_Problem description_. Which lines in the data below contain the word "Average"? Copy each of them.

===== Information =====

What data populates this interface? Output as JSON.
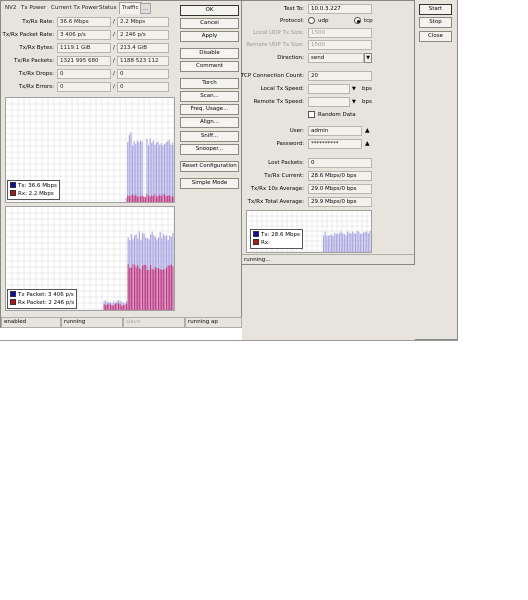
{
  "tabs": [
    "NV2",
    "Tx Power",
    "Current Tx Power",
    "Status",
    "Traffic",
    "..."
  ],
  "traffic": {
    "rows": [
      {
        "label": "Tx/Rx Rate:",
        "tx": "36.6 Mbps",
        "rx": "2.2 Mbps"
      },
      {
        "label": "Tx/Rx Packet Rate:",
        "tx": "3 406 p/s",
        "rx": "2 246 p/s"
      },
      {
        "label": "Tx/Rx Bytes:",
        "tx": "1119.1 GiB",
        "rx": "213.4 GiB"
      },
      {
        "label": "Tx/Rx Packets:",
        "tx": "1321 995 680",
        "rx": "1188 523 112"
      },
      {
        "label": "Tx/Rx Drops:",
        "tx": "0",
        "rx": "0"
      },
      {
        "label": "Tx/Rx Errors:",
        "tx": "0",
        "rx": "0"
      }
    ],
    "slash": "/"
  },
  "buttons_left": [
    "OK",
    "Cancel",
    "Apply",
    "Disable",
    "Comment",
    "Torch",
    "Scan...",
    "Freq. Usage...",
    "Align...",
    "Sniff...",
    "Snooper...",
    "Reset Configuration",
    "Simple Mode"
  ],
  "chart_rate_legend": {
    "tx": "Tx:  36.6 Mbps",
    "rx": "Rx:  2.2 Mbps"
  },
  "chart_packet_legend": {
    "tx": "Tx Packet:  3 406 p/s",
    "rx": "Rx Packet:  2 246 p/s"
  },
  "status_left": [
    "enabled",
    "running",
    "slave",
    "running ap"
  ],
  "colors": {
    "tx": "#1010a8",
    "rx": "#b01818",
    "tx_fill": "#a8a4e0",
    "rx_fill": "#c03880",
    "grid": "#d8d8d8"
  },
  "btest": {
    "test_to_label": "Test To:",
    "test_to": "10.0.3.227",
    "protocol_label": "Protocol:",
    "protocol_udp": "udp",
    "protocol_tcp": "tcp",
    "local_udp_label": "Local UDP Tx Size:",
    "local_udp": "1500",
    "remote_udp_label": "Remote UDP Tx Size:",
    "remote_udp": "1500",
    "direction_label": "Direction:",
    "direction": "send",
    "tcp_count_label": "TCP Connection Count:",
    "tcp_count": "20",
    "local_speed_label": "Local Tx Speed:",
    "remote_speed_label": "Remote Tx Speed:",
    "bps": "bps",
    "random_data": "Random Data",
    "user_label": "User:",
    "user": "admin",
    "password_label": "Password:",
    "password": "**********",
    "lost_label": "Lost Packets:",
    "lost": "0",
    "current_label": "Tx/Rx Current:",
    "current": "28.6 Mbps/0 bps",
    "avg10_label": "Tx/Rx 10s Average:",
    "avg10": "29.0 Mbps/0 bps",
    "total_label": "Tx/Rx Total Average:",
    "total": "29.9 Mbps/0 bps",
    "legend_tx": "Tx:  28.6 Mbps",
    "legend_rx": "Rx:",
    "status": "running..."
  },
  "buttons_right": [
    "Start",
    "Stop",
    "Close"
  ]
}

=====

_Exercise output_.
    "avg10_label": "Tx/Rx 10s Average:",
    "total_label": "Tx/Rx Total Average:",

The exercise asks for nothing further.